Alliance deal could bring U.S. control


TORONTO -- Canadian broadcast unions and guilds on Friday warned that an American company could control one of the major domestic broadcasters here if the country's TV watchdog approves the takeover of Alliance Atlantis Communications by CanWest Global Communications and equity partner Goldman Sachs & Co.

"If the CRTC (Canadian Radio-television and Telecommunications Commission) approves this transaction, then an American corporation will have a large stake and powerful voice in what Canadians can watch and when," Maureen Parker, executive director of the Writers Guild of Canada, said Friday in a submission to the CRTC.

Ahead of regulatory hearings beginning Sept. 5 that will consider the Alliance Atlantis takeover, the CRTC received a slew of written interventions Friday.

Most of the nearly 200 submissions supported CanWest Global's quest for regulatory approval for its acquisition of Alliance Atlantis' 13 cable channels. Many came from domestic producers dependent on both CanWest Global and Alliance Atlantis to buy and air their content.

The CAN$2.3 billion ($2 billion) takeover, first unveiled in January, will see Alliance Atlantis' 13 channels combined with CanWest Global's Global Television network to create a new broadcasting powerhouse with two conventional networks, 21 analog and digital specialty channels and a stake in five additional specialty channels.

But Canadian guilds pointed to Goldman Sachs' financing of the Alliance Atlantis takeover as bad news for the Canadian TV sector.

"If decisions about our broadcasting system are made in corporate boardrooms in New York and Los Angeles, Canadians will lose their cultural sovereignty and national identity," said Stephen Waddell, national executive director of domestic performers union ACTRA. He reflected widespread concern that the Wall Street bank's equity stake will give it undue influence over how the Alliance Atlantis cable channels are programd and run.

"Canadian broadcasters, now more than ever, fill our airwaves with American reality programs and dramas in primetime," Waddell said, before urging the CRTC to hold the line on foreign encroachment onto the Canadian airwaves.

The CRTC, when weighing the Alliance Atlantis takeover, will examine the deal's structure to see who is ultimately left in charge of the new broadcast entity, CanWest or Goldman Sachs.

Monique Lafontaine, general counsel at the Directors Guild of Canada, urged the CRTC to uphold the country's foreign ownership rules, which bar American companies or other foreign players from having "effective control" of domestic media assets.

"The existing foreign ownership rules must be upheld.
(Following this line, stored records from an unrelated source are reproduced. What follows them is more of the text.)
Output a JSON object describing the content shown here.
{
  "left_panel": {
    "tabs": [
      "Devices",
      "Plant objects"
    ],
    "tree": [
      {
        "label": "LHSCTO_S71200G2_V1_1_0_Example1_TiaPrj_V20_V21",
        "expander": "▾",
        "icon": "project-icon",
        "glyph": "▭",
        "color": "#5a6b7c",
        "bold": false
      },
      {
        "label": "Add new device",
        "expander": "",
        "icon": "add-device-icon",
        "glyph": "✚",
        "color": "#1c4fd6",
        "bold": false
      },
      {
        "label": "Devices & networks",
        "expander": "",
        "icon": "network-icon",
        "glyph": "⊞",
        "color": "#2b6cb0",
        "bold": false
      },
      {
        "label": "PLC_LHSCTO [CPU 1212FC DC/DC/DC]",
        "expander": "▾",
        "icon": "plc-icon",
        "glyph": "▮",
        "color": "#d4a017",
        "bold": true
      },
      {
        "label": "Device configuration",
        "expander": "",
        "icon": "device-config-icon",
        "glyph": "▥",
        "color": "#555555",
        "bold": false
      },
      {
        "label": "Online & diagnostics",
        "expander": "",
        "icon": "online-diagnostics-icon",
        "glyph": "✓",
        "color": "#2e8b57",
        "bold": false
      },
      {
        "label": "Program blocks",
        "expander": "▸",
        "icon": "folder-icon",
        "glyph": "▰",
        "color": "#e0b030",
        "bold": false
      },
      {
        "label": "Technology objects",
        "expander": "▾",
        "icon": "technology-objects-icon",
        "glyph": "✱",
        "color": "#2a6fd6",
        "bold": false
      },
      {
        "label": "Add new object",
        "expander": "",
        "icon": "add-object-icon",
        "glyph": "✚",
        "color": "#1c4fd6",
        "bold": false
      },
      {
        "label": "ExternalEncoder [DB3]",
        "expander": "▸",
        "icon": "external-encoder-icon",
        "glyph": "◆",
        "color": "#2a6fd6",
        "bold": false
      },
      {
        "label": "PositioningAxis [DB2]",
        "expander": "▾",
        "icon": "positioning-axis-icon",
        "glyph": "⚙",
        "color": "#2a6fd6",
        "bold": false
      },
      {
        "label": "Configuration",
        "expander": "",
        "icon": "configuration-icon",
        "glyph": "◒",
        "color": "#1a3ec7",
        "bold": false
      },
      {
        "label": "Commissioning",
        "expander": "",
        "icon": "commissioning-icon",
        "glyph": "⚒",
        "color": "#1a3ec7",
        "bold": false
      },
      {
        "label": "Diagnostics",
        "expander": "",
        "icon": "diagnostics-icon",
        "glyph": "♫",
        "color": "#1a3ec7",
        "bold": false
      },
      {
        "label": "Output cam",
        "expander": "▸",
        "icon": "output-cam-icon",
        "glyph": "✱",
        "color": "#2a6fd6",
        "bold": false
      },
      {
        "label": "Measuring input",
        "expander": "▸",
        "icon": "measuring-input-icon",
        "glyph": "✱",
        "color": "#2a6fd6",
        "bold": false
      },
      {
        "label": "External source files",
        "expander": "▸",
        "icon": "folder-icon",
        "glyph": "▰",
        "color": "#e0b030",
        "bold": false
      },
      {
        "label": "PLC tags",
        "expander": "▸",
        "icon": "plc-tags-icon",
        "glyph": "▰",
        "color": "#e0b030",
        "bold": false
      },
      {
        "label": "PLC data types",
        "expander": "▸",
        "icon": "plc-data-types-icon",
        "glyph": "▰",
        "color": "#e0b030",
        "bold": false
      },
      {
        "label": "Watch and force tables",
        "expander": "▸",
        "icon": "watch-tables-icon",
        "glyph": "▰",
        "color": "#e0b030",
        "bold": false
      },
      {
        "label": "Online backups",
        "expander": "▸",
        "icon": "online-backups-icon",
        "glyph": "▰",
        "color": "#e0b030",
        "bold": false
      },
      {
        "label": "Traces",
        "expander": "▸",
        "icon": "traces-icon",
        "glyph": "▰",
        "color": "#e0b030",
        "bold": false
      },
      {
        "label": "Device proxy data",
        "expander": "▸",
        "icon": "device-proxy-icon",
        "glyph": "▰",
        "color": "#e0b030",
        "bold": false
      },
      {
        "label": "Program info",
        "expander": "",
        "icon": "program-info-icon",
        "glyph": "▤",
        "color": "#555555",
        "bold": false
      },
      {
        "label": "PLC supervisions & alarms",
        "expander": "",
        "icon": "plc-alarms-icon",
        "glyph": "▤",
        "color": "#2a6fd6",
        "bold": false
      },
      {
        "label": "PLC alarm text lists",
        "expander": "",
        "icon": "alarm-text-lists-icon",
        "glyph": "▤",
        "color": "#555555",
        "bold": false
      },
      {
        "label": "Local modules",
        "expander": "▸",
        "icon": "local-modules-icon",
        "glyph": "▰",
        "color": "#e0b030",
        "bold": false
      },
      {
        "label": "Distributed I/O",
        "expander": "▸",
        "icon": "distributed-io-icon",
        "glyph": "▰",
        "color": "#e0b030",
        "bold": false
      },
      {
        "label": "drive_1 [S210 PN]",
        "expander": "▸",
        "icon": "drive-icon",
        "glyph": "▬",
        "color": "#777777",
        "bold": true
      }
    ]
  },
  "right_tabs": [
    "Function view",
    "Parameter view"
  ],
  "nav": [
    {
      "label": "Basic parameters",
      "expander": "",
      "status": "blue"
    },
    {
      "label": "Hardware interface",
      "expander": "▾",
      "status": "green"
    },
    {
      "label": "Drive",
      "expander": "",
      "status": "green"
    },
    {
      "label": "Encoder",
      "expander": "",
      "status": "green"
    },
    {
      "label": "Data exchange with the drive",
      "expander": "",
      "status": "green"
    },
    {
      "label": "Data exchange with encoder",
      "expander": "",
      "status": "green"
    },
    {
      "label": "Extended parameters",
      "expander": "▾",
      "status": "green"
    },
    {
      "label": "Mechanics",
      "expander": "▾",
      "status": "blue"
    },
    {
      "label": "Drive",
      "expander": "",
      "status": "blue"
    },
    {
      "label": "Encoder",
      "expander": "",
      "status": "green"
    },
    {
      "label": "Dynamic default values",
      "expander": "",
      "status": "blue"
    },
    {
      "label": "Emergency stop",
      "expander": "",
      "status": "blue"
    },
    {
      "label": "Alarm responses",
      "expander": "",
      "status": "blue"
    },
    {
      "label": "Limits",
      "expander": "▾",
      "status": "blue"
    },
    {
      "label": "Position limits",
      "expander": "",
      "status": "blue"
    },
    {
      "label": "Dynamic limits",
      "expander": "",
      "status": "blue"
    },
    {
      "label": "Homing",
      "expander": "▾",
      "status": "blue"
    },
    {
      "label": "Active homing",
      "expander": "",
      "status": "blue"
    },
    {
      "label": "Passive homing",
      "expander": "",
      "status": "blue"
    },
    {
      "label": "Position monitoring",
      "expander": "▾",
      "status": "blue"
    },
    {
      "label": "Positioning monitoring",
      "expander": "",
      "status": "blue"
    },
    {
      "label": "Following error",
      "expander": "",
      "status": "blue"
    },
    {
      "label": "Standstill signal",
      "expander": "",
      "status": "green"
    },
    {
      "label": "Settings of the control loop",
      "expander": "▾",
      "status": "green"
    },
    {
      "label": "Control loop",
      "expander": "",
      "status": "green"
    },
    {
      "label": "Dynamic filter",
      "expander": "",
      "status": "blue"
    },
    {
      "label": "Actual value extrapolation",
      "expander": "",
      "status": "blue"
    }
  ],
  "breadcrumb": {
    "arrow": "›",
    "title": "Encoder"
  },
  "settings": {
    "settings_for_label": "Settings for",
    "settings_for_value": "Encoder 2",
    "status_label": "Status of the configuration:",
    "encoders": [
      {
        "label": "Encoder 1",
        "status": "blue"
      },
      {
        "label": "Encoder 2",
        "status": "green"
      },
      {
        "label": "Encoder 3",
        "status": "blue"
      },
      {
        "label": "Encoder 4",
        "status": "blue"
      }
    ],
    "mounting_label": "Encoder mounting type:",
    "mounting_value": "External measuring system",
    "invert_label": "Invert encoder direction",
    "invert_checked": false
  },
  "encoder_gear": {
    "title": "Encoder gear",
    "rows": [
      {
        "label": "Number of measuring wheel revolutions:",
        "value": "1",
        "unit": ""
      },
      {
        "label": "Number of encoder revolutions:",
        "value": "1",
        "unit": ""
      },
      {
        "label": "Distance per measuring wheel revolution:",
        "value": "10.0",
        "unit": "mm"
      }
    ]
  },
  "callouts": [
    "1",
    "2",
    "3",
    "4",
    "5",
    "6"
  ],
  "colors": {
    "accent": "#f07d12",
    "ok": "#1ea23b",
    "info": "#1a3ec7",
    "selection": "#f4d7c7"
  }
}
No exception should be made," Lafontaine said.

The Canadian Media Guild, which represents broadcast journalists and technicians, argued in its intervention that the takeover, if approved, would represent a "significant move toward further concentration of ownership" in the Canadian broadcast sector.

The guild called for the CRTC to impose a wall between the Global Television network and the Alliance Atlantis cable channels, and for CanWest Global to be compelled to increase its investment in homegrown TV series.

Without such protections, the CMG argues the domestic broadcast industry will suffer "a loss of distinct outlets for independent producers to sell their work, a loss of distinct outlets for advertisers and a loss of media jobs."